**AIM OF THE EXERCISE**. Set down the data below in full and exactly, minus the pictures.

**RECORDS PROVIDED**.

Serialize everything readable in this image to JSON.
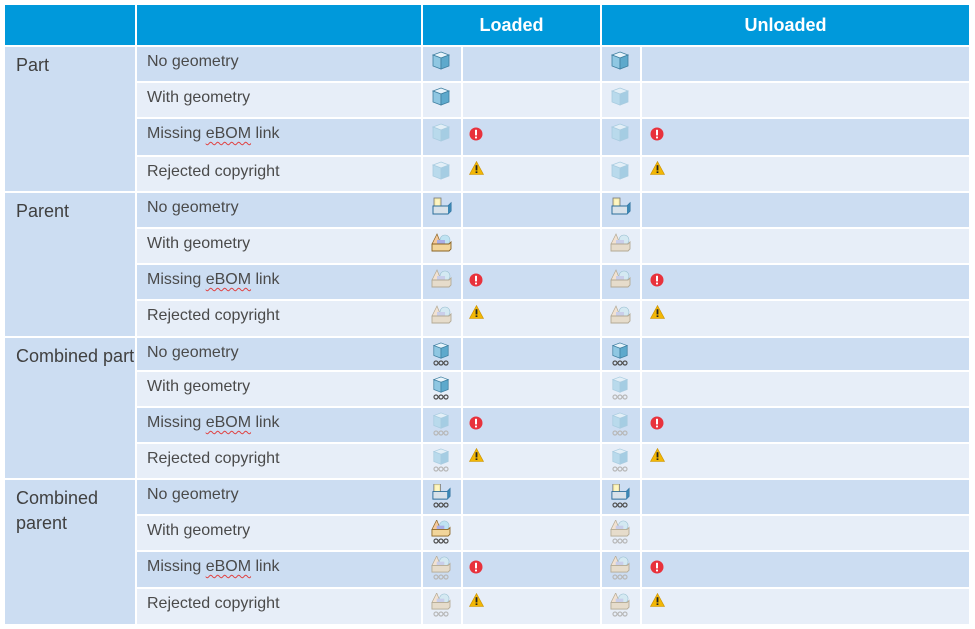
{
  "header": {
    "col_group": "",
    "col_state": "",
    "loaded": "Loaded",
    "unloaded": "Unloaded"
  },
  "colors": {
    "header_bg": "#0099DB",
    "row_dark": "#CCDDF2",
    "row_light": "#E7EEF8",
    "error": "#E8323C",
    "warning": "#F2B705"
  },
  "groups": [
    {
      "label": "Part",
      "icon_type": "part",
      "rows": [
        {
          "label": "No geometry",
          "loaded": {
            "icon": "part-icon",
            "state": "normal",
            "status": ""
          },
          "unloaded": {
            "icon": "part-icon",
            "state": "normal",
            "status": ""
          }
        },
        {
          "label": "With geometry",
          "loaded": {
            "icon": "part-icon",
            "state": "normal",
            "status": ""
          },
          "unloaded": {
            "icon": "part-icon",
            "state": "faded",
            "status": ""
          }
        },
        {
          "label": "Missing eBOM link",
          "loaded": {
            "icon": "part-icon",
            "state": "faded",
            "status": "error-icon"
          },
          "unloaded": {
            "icon": "part-icon",
            "state": "faded",
            "status": "error-icon"
          }
        },
        {
          "label": "Rejected copyright",
          "loaded": {
            "icon": "part-icon",
            "state": "faded",
            "status": "warning-icon"
          },
          "unloaded": {
            "icon": "part-icon",
            "state": "faded",
            "status": "warning-icon"
          }
        }
      ]
    },
    {
      "label": "Parent",
      "icon_type": "parent",
      "rows": [
        {
          "label": "No geometry",
          "loaded": {
            "icon": "parent-empty-icon",
            "state": "normal",
            "status": ""
          },
          "unloaded": {
            "icon": "parent-empty-icon",
            "state": "normal",
            "status": ""
          }
        },
        {
          "label": "With geometry",
          "loaded": {
            "icon": "parent-geometry-icon",
            "state": "normal",
            "status": ""
          },
          "unloaded": {
            "icon": "parent-geometry-icon",
            "state": "faded",
            "status": ""
          }
        },
        {
          "label": "Missing eBOM link",
          "loaded": {
            "icon": "parent-geometry-icon",
            "state": "faded",
            "status": "error-icon"
          },
          "unloaded": {
            "icon": "parent-geometry-icon",
            "state": "faded",
            "status": "error-icon"
          }
        },
        {
          "label": "Rejected copyright",
          "loaded": {
            "icon": "parent-geometry-icon",
            "state": "faded",
            "status": "warning-icon"
          },
          "unloaded": {
            "icon": "parent-geometry-icon",
            "state": "faded",
            "status": "warning-icon"
          }
        }
      ]
    },
    {
      "label": "Combined part",
      "icon_type": "combined-part",
      "rows": [
        {
          "label": "No geometry",
          "loaded": {
            "icon": "combined-part-icon",
            "state": "normal",
            "status": ""
          },
          "unloaded": {
            "icon": "combined-part-icon",
            "state": "normal",
            "status": ""
          }
        },
        {
          "label": "With geometry",
          "loaded": {
            "icon": "combined-part-icon",
            "state": "normal",
            "status": ""
          },
          "unloaded": {
            "icon": "combined-part-icon",
            "state": "faded",
            "status": ""
          }
        },
        {
          "label": "Missing eBOM link",
          "loaded": {
            "icon": "combined-part-icon",
            "state": "faded",
            "status": "error-icon"
          },
          "unloaded": {
            "icon": "combined-part-icon",
            "state": "faded",
            "status": "error-icon"
          }
        },
        {
          "label": "Rejected copyright",
          "loaded": {
            "icon": "combined-part-icon",
            "state": "faded",
            "status": "warning-icon"
          },
          "unloaded": {
            "icon": "combined-part-icon",
            "state": "faded",
            "status": "warning-icon"
          }
        }
      ]
    },
    {
      "label": "Combined parent",
      "icon_type": "combined-parent",
      "rows": [
        {
          "label": "No geometry",
          "loaded": {
            "icon": "combined-parent-empty-icon",
            "state": "normal",
            "status": ""
          },
          "unloaded": {
            "icon": "combined-parent-empty-icon",
            "state": "normal",
            "status": ""
          }
        },
        {
          "label": "With geometry",
          "loaded": {
            "icon": "combined-parent-geometry-icon",
            "state": "normal",
            "status": ""
          },
          "unloaded": {
            "icon": "combined-parent-geometry-icon",
            "state": "faded",
            "status": ""
          }
        },
        {
          "label": "Missing eBOM link",
          "loaded": {
            "icon": "combined-parent-geometry-icon",
            "state": "faded",
            "status": "error-icon"
          },
          "unloaded": {
            "icon": "combined-parent-geometry-icon",
            "state": "faded",
            "status": "error-icon"
          }
        },
        {
          "label": "Rejected copyright",
          "loaded": {
            "icon": "combined-parent-geometry-icon",
            "state": "faded",
            "status": "warning-icon"
          },
          "unloaded": {
            "icon": "combined-parent-geometry-icon",
            "state": "faded",
            "status": "warning-icon"
          }
        }
      ]
    }
  ]
}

**TASK RESPONSE**.
Serialize everything readable in this image to JSON.
{
  "header": {
    "col_group": "",
    "col_state": "",
    "loaded": "Loaded",
    "unloaded": "Unloaded"
  },
  "colors": {
    "header_bg": "#0099DB",
    "row_dark": "#CCDDF2",
    "row_light": "#E7EEF8",
    "error": "#E8323C",
    "warning": "#F2B705"
  },
  "groups": [
    {
      "label": "Part",
      "icon_type": "part",
      "rows": [
        {
          "label": "No geometry",
          "loaded": {
            "icon": "part-icon",
            "state": "normal",
            "status": ""
          },
          "unloaded": {
            "icon": "part-icon",
            "state": "normal",
            "status": ""
          }
        },
        {
          "label": "With geometry",
          "loaded": {
            "icon": "part-icon",
            "state": "normal",
            "status": ""
          },
          "unloaded": {
            "icon": "part-icon",
            "state": "faded",
            "status": ""
          }
        },
        {
          "label": "Missing eBOM link",
          "loaded": {
            "icon": "part-icon",
            "state": "faded",
            "status": "error-icon"
          },
          "unloaded": {
            "icon": "part-icon",
            "state": "faded",
            "status": "error-icon"
          }
        },
        {
          "label": "Rejected copyright",
          "loaded": {
            "icon": "part-icon",
            "state": "faded",
            "status": "warning-icon"
          },
          "unloaded": {
            "icon": "part-icon",
            "state": "faded",
            "status": "warning-icon"
          }
        }
      ]
    },
    {
      "label": "Parent",
      "icon_type": "parent",
      "rows": [
        {
          "label": "No geometry",
          "loaded": {
            "icon": "parent-empty-icon",
            "state": "normal",
            "status": ""
          },
          "unloaded": {
            "icon": "parent-empty-icon",
            "state": "normal",
            "status": ""
          }
        },
        {
          "label": "With geometry",
          "loaded": {
            "icon": "parent-geometry-icon",
            "state": "normal",
            "status": ""
          },
          "unloaded": {
            "icon": "parent-geometry-icon",
            "state": "faded",
            "status": ""
          }
        },
        {
          "label": "Missing eBOM link",
          "loaded": {
            "icon": "parent-geometry-icon",
            "state": "faded",
            "status": "error-icon"
          },
          "unloaded": {
            "icon": "parent-geometry-icon",
            "state": "faded",
            "status": "error-icon"
          }
        },
        {
          "label": "Rejected copyright",
          "loaded": {
            "icon": "parent-geometry-icon",
            "state": "faded",
            "status": "warning-icon"
          },
          "unloaded": {
            "icon": "parent-geometry-icon",
            "state": "faded",
            "status": "warning-icon"
          }
        }
      ]
    },
    {
      "label": "Combined part",
      "icon_type": "combined-part",
      "rows": [
        {
          "label": "No geometry",
          "loaded": {
            "icon": "combined-part-icon",
            "state": "normal",
            "status": ""
          },
          "unloaded": {
            "icon": "combined-part-icon",
            "state": "normal",
            "status": ""
          }
        },
        {
          "label": "With geometry",
          "loaded": {
            "icon": "combined-part-icon",
            "state": "normal",
            "status": ""
          },
          "unloaded": {
            "icon": "combined-part-icon",
            "state": "faded",
            "status": ""
          }
        },
        {
          "label": "Missing eBOM link",
          "loaded": {
            "icon": "combined-part-icon",
            "state": "faded",
            "status": "error-icon"
          },
          "unloaded": {
            "icon": "combined-part-icon",
            "state": "faded",
            "status": "error-icon"
          }
        },
        {
          "label": "Rejected copyright",
          "loaded": {
            "icon": "combined-part-icon",
            "state": "faded",
            "status": "warning-icon"
          },
          "unloaded": {
            "icon": "combined-part-icon",
            "state": "faded",
            "status": "warning-icon"
          }
        }
      ]
    },
    {
      "label": "Combined parent",
      "icon_type": "combined-parent",
      "rows": [
        {
          "label": "No geometry",
          "loaded": {
            "icon": "combined-parent-empty-icon",
            "state": "normal",
            "status": ""
          },
          "unloaded": {
            "icon": "combined-parent-empty-icon",
            "state": "normal",
            "status": ""
          }
        },
        {
          "label": "With geometry",
          "loaded": {
            "icon": "combined-parent-geometry-icon",
            "state": "normal",
            "status": ""
          },
          "unloaded": {
            "icon": "combined-parent-geometry-icon",
            "state": "faded",
            "status": ""
          }
        },
        {
          "label": "Missing eBOM link",
          "loaded": {
            "icon": "combined-parent-geometry-icon",
            "state": "faded",
            "status": "error-icon"
          },
          "unloaded": {
            "icon": "combined-parent-geometry-icon",
            "state": "faded",
            "status": "error-icon"
          }
        },
        {
          "label": "Rejected copyright",
          "loaded": {
            "icon": "combined-parent-geometry-icon",
            "state": "faded",
            "status": "warning-icon"
          },
          "unloaded": {
            "icon": "combined-parent-geometry-icon",
            "state": "faded",
            "status": "warning-icon"
          }
        }
      ]
    }
  ]
}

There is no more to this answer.